Im Focus: Wonder material? Novel nanotube structure strengthens thin films for flexible electronics

Reflecting the structure of composites found in nature and the ancient world, researchers at the University of Illinois at Urbana-Champaign have synthesized thin carbon nanotube (CNT) textiles that exhibit both high electrical conductivity and a level of toughness that is about fifty times higher than copper films, currently used in electronics.

"The structural robustness of thin metal films has significant importance for the reliable operation of smart skin and flexible electronics including...

Im Focus: Deep inside Galaxy M87

The nearby, giant radio galaxy M87 hosts a supermassive black hole (BH) and is well-known for its bright jet dominating the spectrum over ten orders of magnitude in frequency. Due to its proximity, jet prominence, and the large black hole mass, M87 is the best laboratory for investigating the formation, acceleration, and collimation of relativistic jets. A research team led by Silke Britzen from the Max Planck Institute for Radio Astronomy in Bonn, Germany, has found strong indication for turbulent processes connecting the accretion disk and the jet of that galaxy providing insights into the longstanding problem of the origin of astrophysical jets.

Supermassive black holes form some of the most enigmatic phenomena in astrophysics. Their enormous energy output is supposed to be generated by the...

Im Focus: A Quantum Low Pass for Photons

Physicists in Garching observe novel quantum effect that limits the number of emitted photons.

The probability to find a certain number of photons inside a laser pulse usually corresponds to a classical distribution of independent events, the so-called...

Im Focus: Microprocessors based on a layer of just three atoms

Microprocessors based on atomically thin materials hold the promise of the evolution of traditional processors as well as new applications in the field of flexible electronics.
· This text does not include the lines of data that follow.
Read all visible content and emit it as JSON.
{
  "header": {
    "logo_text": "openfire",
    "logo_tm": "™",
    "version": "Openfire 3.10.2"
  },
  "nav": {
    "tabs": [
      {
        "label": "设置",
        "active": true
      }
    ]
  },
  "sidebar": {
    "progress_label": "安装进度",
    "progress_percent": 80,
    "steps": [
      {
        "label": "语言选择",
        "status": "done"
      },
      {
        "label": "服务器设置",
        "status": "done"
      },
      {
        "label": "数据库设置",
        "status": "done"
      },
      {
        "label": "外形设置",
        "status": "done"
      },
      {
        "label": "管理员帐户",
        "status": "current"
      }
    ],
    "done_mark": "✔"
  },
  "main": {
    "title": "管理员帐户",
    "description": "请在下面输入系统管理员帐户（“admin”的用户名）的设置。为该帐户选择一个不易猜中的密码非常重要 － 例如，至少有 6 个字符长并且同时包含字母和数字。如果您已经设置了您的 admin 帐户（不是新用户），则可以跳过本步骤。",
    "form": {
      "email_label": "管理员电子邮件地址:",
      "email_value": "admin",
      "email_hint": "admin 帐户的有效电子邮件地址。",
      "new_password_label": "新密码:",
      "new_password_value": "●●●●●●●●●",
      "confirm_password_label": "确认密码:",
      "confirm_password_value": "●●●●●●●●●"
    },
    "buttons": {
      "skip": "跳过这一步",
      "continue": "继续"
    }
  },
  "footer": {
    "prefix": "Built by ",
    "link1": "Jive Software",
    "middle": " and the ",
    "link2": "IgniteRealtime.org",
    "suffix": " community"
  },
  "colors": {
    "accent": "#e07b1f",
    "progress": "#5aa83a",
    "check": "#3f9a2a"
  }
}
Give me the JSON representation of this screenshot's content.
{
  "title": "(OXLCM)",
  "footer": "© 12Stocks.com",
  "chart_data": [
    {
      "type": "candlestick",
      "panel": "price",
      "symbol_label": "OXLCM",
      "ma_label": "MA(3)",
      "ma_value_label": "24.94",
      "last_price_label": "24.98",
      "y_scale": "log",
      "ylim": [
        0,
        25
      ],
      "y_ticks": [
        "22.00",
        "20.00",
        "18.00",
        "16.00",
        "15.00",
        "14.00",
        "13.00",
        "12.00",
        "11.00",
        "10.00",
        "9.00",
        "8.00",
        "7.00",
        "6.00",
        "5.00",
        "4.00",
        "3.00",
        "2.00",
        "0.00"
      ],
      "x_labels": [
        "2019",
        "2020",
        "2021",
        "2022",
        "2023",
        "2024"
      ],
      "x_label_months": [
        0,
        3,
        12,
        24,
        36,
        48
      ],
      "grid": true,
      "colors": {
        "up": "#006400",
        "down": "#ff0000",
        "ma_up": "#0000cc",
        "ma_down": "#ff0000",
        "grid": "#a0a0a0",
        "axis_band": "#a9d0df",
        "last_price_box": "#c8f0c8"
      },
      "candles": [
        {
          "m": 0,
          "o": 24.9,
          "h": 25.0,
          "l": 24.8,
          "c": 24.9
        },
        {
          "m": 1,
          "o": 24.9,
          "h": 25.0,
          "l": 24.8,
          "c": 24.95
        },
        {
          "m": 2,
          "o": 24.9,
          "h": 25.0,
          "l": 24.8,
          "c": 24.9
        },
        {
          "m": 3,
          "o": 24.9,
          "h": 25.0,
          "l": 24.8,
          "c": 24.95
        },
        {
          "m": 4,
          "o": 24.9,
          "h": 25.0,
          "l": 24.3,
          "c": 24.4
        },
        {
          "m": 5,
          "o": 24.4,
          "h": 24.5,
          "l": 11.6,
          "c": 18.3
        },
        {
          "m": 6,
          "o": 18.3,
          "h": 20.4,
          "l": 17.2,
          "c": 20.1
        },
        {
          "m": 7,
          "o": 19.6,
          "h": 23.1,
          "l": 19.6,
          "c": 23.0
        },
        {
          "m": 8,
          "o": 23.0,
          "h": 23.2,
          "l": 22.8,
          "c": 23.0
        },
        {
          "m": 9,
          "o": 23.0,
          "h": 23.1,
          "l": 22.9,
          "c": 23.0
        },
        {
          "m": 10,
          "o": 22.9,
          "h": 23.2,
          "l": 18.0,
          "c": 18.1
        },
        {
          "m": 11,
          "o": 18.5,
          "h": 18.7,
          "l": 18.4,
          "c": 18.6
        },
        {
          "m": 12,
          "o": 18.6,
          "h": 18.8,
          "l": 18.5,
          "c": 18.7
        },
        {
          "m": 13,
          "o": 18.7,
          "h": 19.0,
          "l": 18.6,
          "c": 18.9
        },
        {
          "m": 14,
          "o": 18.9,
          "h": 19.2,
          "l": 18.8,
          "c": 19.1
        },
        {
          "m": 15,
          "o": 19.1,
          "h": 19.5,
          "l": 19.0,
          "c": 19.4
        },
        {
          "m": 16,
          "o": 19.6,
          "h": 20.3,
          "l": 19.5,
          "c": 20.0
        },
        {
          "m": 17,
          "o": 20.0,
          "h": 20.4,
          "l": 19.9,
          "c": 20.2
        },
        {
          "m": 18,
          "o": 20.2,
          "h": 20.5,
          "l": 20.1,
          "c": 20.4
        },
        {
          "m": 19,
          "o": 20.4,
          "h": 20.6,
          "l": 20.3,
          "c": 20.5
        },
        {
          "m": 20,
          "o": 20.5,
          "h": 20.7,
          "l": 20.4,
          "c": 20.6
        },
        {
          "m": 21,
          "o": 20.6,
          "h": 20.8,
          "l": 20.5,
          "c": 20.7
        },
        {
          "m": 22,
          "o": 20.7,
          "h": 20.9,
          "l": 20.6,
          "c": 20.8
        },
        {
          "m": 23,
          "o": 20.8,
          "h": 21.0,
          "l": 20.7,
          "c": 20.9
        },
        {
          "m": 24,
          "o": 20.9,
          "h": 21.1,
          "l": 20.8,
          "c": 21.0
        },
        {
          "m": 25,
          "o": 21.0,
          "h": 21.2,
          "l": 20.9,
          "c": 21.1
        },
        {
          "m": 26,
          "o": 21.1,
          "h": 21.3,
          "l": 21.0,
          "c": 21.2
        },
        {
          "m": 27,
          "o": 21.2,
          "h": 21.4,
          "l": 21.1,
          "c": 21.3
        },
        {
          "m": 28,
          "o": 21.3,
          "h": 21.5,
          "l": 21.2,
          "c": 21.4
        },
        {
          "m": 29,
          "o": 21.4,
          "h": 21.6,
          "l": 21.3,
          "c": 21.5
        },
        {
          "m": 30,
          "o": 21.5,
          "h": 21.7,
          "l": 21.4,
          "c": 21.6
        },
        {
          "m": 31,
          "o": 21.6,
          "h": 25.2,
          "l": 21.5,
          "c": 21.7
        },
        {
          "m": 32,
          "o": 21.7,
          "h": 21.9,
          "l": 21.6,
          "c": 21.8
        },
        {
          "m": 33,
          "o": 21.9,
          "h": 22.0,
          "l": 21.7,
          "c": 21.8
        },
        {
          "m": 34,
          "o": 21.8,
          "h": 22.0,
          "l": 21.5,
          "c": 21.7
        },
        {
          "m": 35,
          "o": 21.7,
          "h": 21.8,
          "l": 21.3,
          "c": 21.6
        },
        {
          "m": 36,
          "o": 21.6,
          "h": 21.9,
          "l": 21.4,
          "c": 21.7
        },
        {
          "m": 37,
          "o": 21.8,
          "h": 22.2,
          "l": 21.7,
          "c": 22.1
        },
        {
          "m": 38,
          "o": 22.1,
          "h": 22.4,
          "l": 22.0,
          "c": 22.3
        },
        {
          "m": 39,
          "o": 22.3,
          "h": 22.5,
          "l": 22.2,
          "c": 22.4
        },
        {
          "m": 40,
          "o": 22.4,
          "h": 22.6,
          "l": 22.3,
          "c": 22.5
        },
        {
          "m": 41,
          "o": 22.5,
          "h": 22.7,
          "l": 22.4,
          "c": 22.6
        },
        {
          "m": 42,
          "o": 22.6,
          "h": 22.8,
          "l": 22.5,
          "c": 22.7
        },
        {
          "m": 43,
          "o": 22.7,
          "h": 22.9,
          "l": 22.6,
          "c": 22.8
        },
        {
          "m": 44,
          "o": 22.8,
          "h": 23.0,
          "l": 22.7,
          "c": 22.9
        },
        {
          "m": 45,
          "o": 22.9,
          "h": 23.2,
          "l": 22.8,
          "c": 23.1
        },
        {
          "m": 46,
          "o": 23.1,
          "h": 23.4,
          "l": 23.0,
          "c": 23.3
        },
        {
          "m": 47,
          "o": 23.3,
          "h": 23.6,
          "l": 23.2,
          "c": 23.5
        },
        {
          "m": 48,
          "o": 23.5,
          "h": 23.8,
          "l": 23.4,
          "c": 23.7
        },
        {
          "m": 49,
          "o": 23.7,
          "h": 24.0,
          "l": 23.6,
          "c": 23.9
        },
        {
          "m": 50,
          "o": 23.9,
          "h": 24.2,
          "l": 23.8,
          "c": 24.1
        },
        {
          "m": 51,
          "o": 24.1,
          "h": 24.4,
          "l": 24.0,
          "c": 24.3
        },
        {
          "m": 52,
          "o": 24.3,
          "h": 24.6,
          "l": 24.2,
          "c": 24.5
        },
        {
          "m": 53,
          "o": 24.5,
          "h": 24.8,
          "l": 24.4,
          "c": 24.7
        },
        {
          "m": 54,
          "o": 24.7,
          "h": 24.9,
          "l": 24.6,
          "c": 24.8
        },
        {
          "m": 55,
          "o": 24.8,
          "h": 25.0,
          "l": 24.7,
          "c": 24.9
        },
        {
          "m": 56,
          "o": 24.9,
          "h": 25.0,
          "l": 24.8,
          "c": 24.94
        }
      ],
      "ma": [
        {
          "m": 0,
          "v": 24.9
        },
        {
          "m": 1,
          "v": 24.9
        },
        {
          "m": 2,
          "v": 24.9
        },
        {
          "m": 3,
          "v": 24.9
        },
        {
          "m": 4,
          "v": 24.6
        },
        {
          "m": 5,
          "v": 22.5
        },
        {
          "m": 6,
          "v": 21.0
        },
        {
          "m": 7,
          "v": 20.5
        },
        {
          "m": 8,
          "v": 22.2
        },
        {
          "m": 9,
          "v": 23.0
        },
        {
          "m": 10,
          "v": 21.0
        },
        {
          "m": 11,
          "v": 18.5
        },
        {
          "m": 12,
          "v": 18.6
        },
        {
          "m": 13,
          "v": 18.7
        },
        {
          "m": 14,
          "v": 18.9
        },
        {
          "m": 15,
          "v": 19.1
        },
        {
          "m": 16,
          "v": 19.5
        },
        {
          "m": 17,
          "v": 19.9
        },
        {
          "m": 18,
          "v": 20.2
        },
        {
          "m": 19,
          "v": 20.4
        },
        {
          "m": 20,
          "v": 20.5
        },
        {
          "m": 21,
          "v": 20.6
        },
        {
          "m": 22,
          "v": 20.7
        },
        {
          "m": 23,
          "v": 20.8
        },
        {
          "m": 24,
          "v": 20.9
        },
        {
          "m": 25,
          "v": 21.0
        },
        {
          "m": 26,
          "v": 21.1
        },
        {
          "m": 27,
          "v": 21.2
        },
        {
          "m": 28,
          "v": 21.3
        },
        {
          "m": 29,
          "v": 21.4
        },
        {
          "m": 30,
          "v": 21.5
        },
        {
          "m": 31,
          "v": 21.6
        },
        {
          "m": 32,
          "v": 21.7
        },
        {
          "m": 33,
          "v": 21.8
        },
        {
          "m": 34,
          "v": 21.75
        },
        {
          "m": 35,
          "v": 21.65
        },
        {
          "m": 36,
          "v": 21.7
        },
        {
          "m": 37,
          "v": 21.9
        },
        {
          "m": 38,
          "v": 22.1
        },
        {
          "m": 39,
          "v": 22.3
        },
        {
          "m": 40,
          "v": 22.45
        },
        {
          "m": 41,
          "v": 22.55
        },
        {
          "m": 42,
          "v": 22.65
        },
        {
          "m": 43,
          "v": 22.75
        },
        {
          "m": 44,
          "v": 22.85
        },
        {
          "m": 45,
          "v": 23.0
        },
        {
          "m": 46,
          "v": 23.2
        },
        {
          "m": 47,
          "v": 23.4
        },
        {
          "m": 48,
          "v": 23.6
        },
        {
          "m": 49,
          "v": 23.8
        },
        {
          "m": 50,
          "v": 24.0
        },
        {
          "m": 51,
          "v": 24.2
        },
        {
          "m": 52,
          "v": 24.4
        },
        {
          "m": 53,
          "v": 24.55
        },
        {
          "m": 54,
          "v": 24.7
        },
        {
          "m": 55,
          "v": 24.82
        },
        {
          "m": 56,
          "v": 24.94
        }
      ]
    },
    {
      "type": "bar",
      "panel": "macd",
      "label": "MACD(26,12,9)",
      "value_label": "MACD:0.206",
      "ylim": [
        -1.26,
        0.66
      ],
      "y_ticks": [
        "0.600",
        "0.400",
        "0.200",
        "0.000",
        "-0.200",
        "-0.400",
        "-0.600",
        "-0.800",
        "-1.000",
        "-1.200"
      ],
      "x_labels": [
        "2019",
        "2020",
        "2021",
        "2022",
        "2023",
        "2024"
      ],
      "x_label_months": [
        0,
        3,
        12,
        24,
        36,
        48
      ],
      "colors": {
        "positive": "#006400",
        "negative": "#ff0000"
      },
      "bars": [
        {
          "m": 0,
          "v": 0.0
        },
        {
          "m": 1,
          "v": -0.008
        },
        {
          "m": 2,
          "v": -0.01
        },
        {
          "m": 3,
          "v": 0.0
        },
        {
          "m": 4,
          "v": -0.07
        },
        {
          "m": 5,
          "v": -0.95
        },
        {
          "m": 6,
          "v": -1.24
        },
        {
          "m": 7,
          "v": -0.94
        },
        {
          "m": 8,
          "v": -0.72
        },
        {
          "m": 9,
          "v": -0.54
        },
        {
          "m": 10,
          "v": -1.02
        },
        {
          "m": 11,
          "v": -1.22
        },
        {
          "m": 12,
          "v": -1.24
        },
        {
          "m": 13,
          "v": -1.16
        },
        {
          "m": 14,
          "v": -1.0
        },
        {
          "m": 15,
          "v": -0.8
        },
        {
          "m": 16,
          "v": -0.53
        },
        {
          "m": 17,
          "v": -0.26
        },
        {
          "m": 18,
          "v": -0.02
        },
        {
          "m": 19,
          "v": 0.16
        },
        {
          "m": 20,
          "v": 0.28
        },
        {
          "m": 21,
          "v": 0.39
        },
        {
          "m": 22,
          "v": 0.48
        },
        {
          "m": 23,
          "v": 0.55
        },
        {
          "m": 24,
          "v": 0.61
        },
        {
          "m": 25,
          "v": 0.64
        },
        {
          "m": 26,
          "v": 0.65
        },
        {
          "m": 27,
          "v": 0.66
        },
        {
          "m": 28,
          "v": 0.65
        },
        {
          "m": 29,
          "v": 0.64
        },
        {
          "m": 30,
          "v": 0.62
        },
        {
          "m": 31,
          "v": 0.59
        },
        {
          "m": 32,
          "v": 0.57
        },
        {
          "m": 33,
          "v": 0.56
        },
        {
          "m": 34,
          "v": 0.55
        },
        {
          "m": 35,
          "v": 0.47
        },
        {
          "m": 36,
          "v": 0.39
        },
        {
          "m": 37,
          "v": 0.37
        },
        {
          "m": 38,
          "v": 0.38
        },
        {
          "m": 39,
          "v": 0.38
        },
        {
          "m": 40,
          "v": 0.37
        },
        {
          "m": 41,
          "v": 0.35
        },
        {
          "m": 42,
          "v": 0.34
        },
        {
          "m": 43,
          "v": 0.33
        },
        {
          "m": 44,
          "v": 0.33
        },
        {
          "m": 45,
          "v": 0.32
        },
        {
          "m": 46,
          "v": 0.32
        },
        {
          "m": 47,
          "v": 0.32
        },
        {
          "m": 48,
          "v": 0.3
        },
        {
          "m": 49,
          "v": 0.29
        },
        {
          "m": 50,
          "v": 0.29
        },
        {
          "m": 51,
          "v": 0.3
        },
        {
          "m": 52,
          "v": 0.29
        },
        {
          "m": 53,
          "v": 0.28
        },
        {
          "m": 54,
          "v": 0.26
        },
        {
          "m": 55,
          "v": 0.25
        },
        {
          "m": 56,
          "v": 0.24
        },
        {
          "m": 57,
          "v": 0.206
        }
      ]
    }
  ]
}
Now, a TU Wien research team led by Thomas Müller has made a breakthrough in this field as part of an ongoing research project.

Two-dimensional materials, or 2D materials for short, are extremely versatile, although – or often more precisely because – they are made up of just one or a...

All Focus news of the innovation-report >>>

Anzeige

Anzeige

Event News

Expert meeting “Health Business Connect” will connect international medical technology companies

20.04.2017 | Event News

Wenn der Computer das Gehirn austrickst

18.04.2017 | Event News

7th International Conference on Crystalline Silicon Photovoltaics in Freiburg on April 3-5, 2017

03.04.2017 | Event News

 
Latest News

Early organic carbon got deep burial in mantle

25.04.2017 | Earth Sciences

A room with a view - or how cultural differences matter in room size perception

25.04.2017 | Life Sciences

Warm winds: New insight into what weakens Antarctic ice shelves

25.04.2017 | Earth Sciences

VideoLinks
B2B-VideoLinks
More VideoLinks >>>